The little curtain went up by my chest, and I became aware of my body being moved around and worked on, but I had no other sensation or pain. After a few minutes Graeme said to me “Did you hear that?”, and I had to say “No, what?” – but he had heard our little boy’s first cry. After a few more minutes he was handed to us, and all I remember thinking was that he had so much dark hair. But he was beautiful, and perfect, and a whopping 4.28kg!
And we named him Evan Jonathan Smith. Evan means “God is gracious”, and is a Welsh derivative of Ian (Graeme’s second name, after his grandad). Jonathan was my late father’s second name.
And it’s been 18 months, my little Nunu. You’re still beautiful, and perfect, and you’ve filled my heart to a capacity that I didn’t know existed.
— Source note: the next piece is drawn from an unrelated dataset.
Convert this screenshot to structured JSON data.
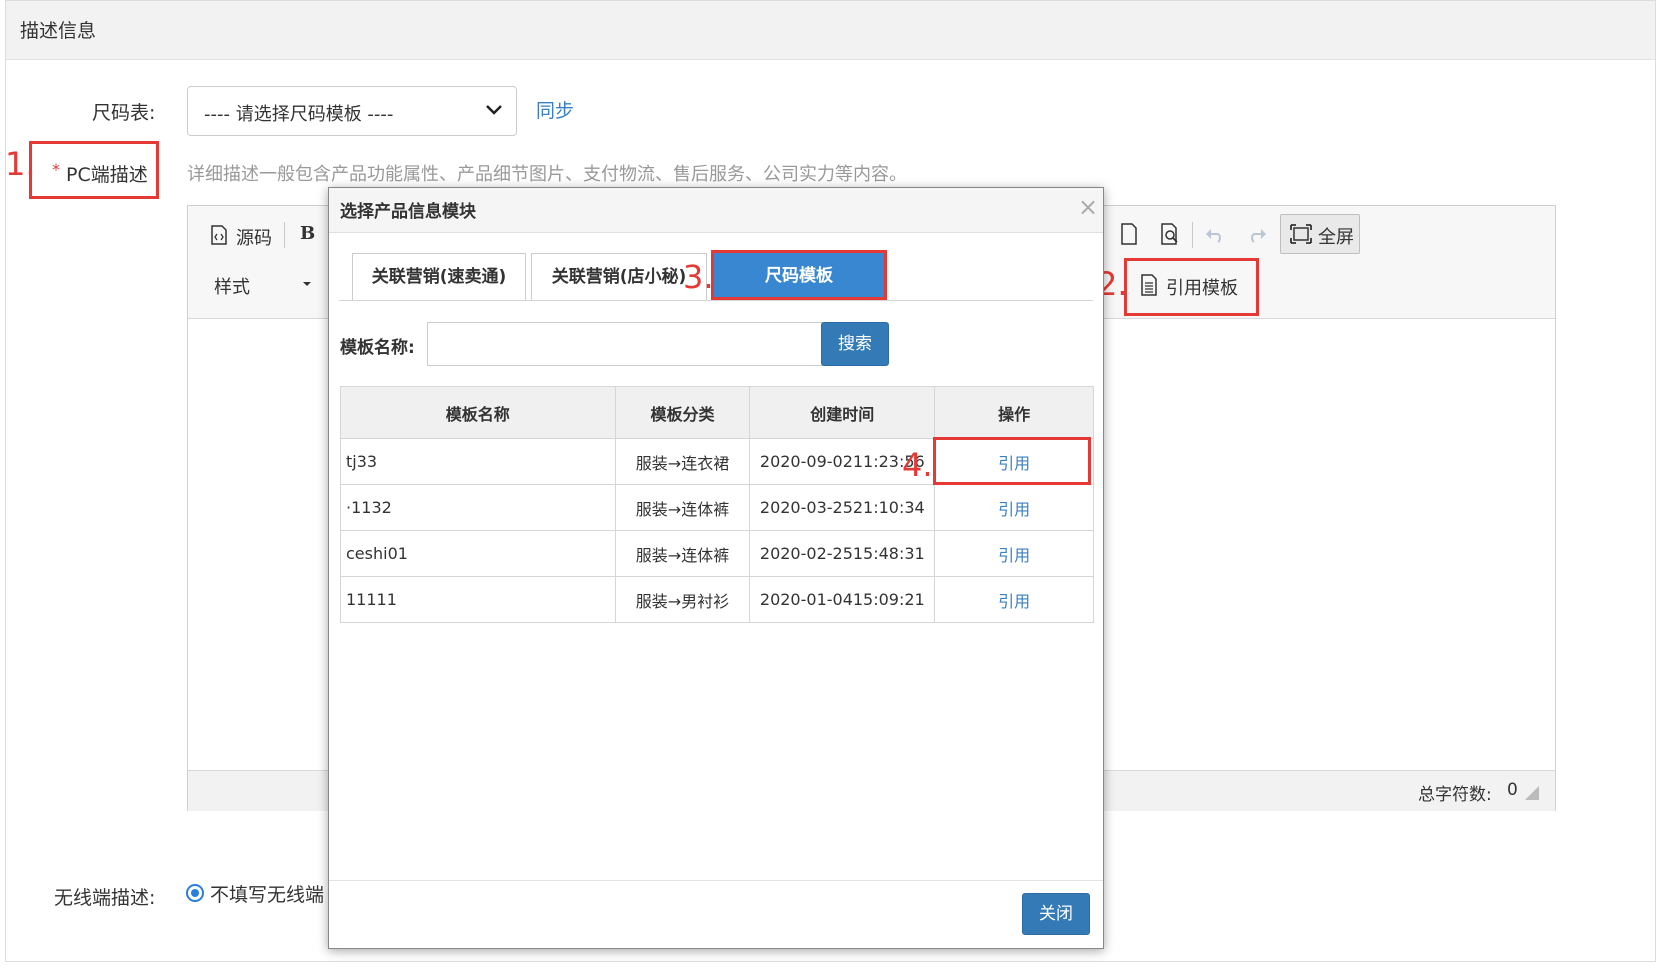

You’ve given me the privilege of becoming a Mom, and of watching my best friend become the most incredible Dad. I love you with all my heart, but my heart is going to have to learn to stretch a little bigger, because in 6 months we’re going to start a whole new adventure as a family when we welcome your little sibling to the world.
I can’t wait.